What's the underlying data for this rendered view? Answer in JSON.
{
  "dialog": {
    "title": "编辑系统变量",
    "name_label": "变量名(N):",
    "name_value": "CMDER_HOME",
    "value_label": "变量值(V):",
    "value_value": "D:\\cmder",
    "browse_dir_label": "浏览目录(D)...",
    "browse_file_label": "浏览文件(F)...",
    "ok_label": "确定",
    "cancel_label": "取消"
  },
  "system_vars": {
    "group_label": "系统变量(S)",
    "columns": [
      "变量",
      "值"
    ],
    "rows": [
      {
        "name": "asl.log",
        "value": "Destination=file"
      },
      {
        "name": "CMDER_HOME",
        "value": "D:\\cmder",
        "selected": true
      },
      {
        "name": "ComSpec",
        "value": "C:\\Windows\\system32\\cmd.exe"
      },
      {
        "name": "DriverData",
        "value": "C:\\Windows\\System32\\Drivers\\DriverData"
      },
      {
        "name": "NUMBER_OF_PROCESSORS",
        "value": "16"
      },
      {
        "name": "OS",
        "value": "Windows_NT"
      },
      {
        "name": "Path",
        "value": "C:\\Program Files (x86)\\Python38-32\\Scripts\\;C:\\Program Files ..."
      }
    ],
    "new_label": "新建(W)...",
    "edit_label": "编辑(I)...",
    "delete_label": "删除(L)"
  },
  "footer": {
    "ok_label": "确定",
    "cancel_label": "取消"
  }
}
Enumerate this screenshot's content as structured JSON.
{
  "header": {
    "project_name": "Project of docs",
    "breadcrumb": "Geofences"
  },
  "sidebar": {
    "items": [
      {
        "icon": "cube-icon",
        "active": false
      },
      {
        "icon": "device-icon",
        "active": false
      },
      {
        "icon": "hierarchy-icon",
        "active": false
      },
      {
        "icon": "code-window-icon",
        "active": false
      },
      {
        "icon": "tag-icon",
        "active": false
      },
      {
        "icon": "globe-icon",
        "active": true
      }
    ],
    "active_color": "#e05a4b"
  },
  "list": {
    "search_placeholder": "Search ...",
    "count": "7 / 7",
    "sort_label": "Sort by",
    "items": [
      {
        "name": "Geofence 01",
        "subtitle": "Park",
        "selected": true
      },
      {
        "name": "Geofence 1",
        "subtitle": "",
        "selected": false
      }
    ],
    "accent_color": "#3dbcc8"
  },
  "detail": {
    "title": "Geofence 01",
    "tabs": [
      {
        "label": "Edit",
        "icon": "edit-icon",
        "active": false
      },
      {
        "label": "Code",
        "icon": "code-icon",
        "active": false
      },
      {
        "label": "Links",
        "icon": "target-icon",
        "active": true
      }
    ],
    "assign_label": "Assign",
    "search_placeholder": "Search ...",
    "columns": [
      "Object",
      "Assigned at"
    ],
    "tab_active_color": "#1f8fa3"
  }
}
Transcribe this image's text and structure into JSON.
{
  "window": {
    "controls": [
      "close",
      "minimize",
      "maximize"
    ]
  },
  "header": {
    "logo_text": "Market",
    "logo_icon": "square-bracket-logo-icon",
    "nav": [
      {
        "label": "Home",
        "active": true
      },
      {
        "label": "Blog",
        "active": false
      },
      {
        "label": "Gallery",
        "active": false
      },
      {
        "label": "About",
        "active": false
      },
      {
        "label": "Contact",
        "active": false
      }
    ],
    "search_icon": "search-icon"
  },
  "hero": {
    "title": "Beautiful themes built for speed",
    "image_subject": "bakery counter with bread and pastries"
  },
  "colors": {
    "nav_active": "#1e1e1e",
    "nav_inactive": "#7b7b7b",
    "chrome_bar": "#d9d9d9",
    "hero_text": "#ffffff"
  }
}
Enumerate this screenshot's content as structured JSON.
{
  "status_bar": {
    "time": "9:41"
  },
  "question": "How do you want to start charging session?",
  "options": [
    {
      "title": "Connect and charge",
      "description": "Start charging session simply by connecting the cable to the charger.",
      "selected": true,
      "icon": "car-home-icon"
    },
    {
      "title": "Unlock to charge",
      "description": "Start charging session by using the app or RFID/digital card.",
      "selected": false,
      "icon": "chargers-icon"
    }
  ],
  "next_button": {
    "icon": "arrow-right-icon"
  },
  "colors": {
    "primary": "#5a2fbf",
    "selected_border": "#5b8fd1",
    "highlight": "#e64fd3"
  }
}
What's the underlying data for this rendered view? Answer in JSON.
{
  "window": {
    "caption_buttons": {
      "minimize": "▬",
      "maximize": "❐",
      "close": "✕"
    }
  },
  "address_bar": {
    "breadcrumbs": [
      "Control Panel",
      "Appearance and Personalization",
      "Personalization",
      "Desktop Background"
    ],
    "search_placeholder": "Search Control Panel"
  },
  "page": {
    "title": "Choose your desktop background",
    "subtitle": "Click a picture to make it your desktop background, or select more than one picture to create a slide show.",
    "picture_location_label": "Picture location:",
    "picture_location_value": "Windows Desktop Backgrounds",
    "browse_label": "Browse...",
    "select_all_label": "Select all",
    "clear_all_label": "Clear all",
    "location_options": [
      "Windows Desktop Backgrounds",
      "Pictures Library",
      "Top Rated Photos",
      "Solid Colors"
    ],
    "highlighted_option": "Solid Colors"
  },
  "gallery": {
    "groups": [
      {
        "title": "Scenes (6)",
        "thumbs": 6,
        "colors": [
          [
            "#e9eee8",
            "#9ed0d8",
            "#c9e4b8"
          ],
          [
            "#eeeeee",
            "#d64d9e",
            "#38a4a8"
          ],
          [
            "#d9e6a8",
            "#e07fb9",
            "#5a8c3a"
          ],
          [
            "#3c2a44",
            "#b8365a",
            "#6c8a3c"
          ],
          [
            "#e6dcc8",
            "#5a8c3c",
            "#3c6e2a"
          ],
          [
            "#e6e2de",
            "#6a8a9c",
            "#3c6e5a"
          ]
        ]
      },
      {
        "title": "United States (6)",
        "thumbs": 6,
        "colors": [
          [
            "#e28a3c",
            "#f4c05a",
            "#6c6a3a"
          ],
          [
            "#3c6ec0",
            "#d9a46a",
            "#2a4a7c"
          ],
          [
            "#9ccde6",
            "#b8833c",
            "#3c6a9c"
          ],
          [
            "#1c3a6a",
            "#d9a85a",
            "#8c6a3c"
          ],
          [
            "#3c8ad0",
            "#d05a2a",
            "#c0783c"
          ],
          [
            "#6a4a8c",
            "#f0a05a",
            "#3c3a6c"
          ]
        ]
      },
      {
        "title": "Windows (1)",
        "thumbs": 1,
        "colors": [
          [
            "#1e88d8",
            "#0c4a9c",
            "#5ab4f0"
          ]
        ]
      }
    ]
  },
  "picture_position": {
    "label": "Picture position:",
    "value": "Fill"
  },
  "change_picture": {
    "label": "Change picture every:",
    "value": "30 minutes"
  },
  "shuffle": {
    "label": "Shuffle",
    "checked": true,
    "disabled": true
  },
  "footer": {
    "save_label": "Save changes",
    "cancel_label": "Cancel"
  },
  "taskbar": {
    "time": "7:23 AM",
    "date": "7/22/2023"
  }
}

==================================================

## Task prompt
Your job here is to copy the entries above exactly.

## Solution to the problem
What's the underlying data for this rendered view? Answer in JSON.
{
  "dialog": {
    "title": "编辑系统变量",
    "name_label": "变量名(N):",
    "name_value": "CMDER_HOME",
    "value_label": "变量值(V):",
    "value_value": "D:\\cmder",
    "browse_dir_label": "浏览目录(D)...",
    "browse_file_label": "浏览文件(F)...",
    "ok_label": "确定",
    "cancel_label": "取消"
  },
  "system_vars": {
    "group_label": "系统变量(S)",
    "columns": [
      "变量",
      "值"
    ],
    "rows": [
      {
        "name": "asl.log",
        "value": "Destination=file"
      },
      {
        "name": "CMDER_HOME",
        "value": "D:\\cmder",
        "selected": true
      },
      {
        "name": "ComSpec",
        "value": "C:\\Windows\\system32\\cmd.exe"
      },
      {
        "name": "DriverData",
        "value": "C:\\Windows\\System32\\Drivers\\DriverData"
      },
      {
        "name": "NUMBER_OF_PROCESSORS",
        "value": "16"
      },
      {
        "name": "OS",
        "value": "Windows_NT"
      },
      {
        "name": "Path",
        "value": "C:\\Program Files (x86)\\Python38-32\\Scripts\\;C:\\Program Files ..."
      }
    ],
    "new_label": "新建(W)...",
    "edit_label": "编辑(I)...",
    "delete_label": "删除(L)"
  },
  "footer": {
    "ok_label": "确定",
    "cancel_label": "取消"
  }
}
Enumerate this screenshot's content as structured JSON.
{
  "header": {
    "project_name": "Project of docs",
    "breadcrumb": "Geofences"
  },
  "sidebar": {
    "items": [
      {
        "icon": "cube-icon",
        "active": false
      },
      {
        "icon": "device-icon",
        "active": false
      },
      {
        "icon": "hierarchy-icon",
        "active": false
      },
      {
        "icon": "code-window-icon",
        "active": false
      },
      {
        "icon": "tag-icon",
        "active": false
      },
      {
        "icon": "globe-icon",
        "active": true
      }
    ],
    "active_color": "#e05a4b"
  },
  "list": {
    "search_placeholder": "Search ...",
    "count": "7 / 7",
    "sort_label": "Sort by",
    "items": [
      {
        "name": "Geofence 01",
        "subtitle": "Park",
        "selected": true
      },
      {
        "name": "Geofence 1",
        "subtitle": "",
        "selected": false
      }
    ],
    "accent_color": "#3dbcc8"
  },
  "detail": {
    "title": "Geofence 01",
    "tabs": [
      {
        "label": "Edit",
        "icon": "edit-icon",
        "active": false
      },
      {
        "label": "Code",
        "icon": "code-icon",
        "active": false
      },
      {
        "label": "Links",
        "icon": "target-icon",
        "active": true
      }
    ],
    "assign_label": "Assign",
    "search_placeholder": "Search ...",
    "columns": [
      "Object",
      "Assigned at"
    ],
    "tab_active_color": "#1f8fa3"
  }
}
Transcribe this image's text and structure into JSON.
{
  "window": {
    "controls": [
      "close",
      "minimize",
      "maximize"
    ]
  },
  "header": {
    "logo_text": "Market",
    "logo_icon": "square-bracket-logo-icon",
    "nav": [
      {
        "label": "Home",
        "active": true
      },
      {
        "label": "Blog",
        "active": false
      },
      {
        "label": "Gallery",
        "active": false
      },
      {
        "label": "About",
        "active": false
      },
      {
        "label": "Contact",
        "active": false
      }
    ],
    "search_icon": "search-icon"
  },
  "hero": {
    "title": "Beautiful themes built for speed",
    "image_subject": "bakery counter with bread and pastries"
  },
  "colors": {
    "nav_active": "#1e1e1e",
    "nav_inactive": "#7b7b7b",
    "chrome_bar": "#d9d9d9",
    "hero_text": "#ffffff"
  }
}
Enumerate this screenshot's content as structured JSON.
{
  "status_bar": {
    "time": "9:41"
  },
  "question": "How do you want to start charging session?",
  "options": [
    {
      "title": "Connect and charge",
      "description": "Start charging session simply by connecting the cable to the charger.",
      "selected": true,
      "icon": "car-home-icon"
    },
    {
      "title": "Unlock to charge",
      "description": "Start charging session by using the app or RFID/digital card.",
      "selected": false,
      "icon": "chargers-icon"
    }
  ],
  "next_button": {
    "icon": "arrow-right-icon"
  },
  "colors": {
    "primary": "#5a2fbf",
    "selected_border": "#5b8fd1",
    "highlight": "#e64fd3"
  }
}
What's the underlying data for this rendered view? Answer in JSON.
{
  "window": {
    "caption_buttons": {
      "minimize": "▬",
      "maximize": "❐",
      "close": "✕"
    }
  },
  "address_bar": {
    "breadcrumbs": [
      "Control Panel",
      "Appearance and Personalization",
      "Personalization",
      "Desktop Background"
    ],
    "search_placeholder": "Search Control Panel"
  },
  "page": {
    "title": "Choose your desktop background",
    "subtitle": "Click a picture to make it your desktop background, or select more than one picture to create a slide show.",
    "picture_location_label": "Picture location:",
    "picture_location_value": "Windows Desktop Backgrounds",
    "browse_label": "Browse...",
    "select_all_label": "Select all",
    "clear_all_label": "Clear all",
    "location_options": [
      "Windows Desktop Backgrounds",
      "Pictures Library",
      "Top Rated Photos",
      "Solid Colors"
    ],
    "highlighted_option": "Solid Colors"
  },
  "gallery": {
    "groups": [
      {
        "title": "Scenes (6)",
        "thumbs": 6,
        "colors": [
          [
            "#e9eee8",
            "#9ed0d8",
            "#c9e4b8"
          ],
          [
            "#eeeeee",
            "#d64d9e",
            "#38a4a8"
          ],
          [
            "#d9e6a8",
            "#e07fb9",
            "#5a8c3a"
          ],
          [
            "#3c2a44",
            "#b8365a",
            "#6c8a3c"
          ],
          [
            "#e6dcc8",
            "#5a8c3c",
            "#3c6e2a"
          ],
          [
            "#e6e2de",
            "#6a8a9c",
            "#3c6e5a"
          ]
        ]
      },
      {
        "title": "United States (6)",
        "thumbs": 6,
        "colors": [
          [
            "#e28a3c",
            "#f4c05a",
            "#6c6a3a"
          ],
          [
            "#3c6ec0",
            "#d9a46a",
            "#2a4a7c"
          ],
          [
            "#9ccde6",
            "#b8833c",
            "#3c6a9c"
          ],
          [
            "#1c3a6a",
            "#d9a85a",
            "#8c6a3c"
          ],
          [
            "#3c8ad0",
            "#d05a2a",
            "#c0783c"
          ],
          [
            "#6a4a8c",
            "#f0a05a",
            "#3c3a6c"
          ]
        ]
      },
      {
        "title": "Windows (1)",
        "thumbs": 1,
        "colors": [
          [
            "#1e88d8",
            "#0c4a9c",
            "#5ab4f0"
          ]
        ]
      }
    ]
  },
  "picture_position": {
    "label": "Picture position:",
    "value": "Fill"
  },
  "change_picture": {
    "label": "Change picture every:",
    "value": "30 minutes"
  },
  "shuffle": {
    "label": "Shuffle",
    "checked": true,
    "disabled": true
  },
  "footer": {
    "save_label": "Save changes",
    "cancel_label": "Cancel"
  },
  "taskbar": {
    "time": "7:23 AM",
    "date": "7/22/2023"
  }
}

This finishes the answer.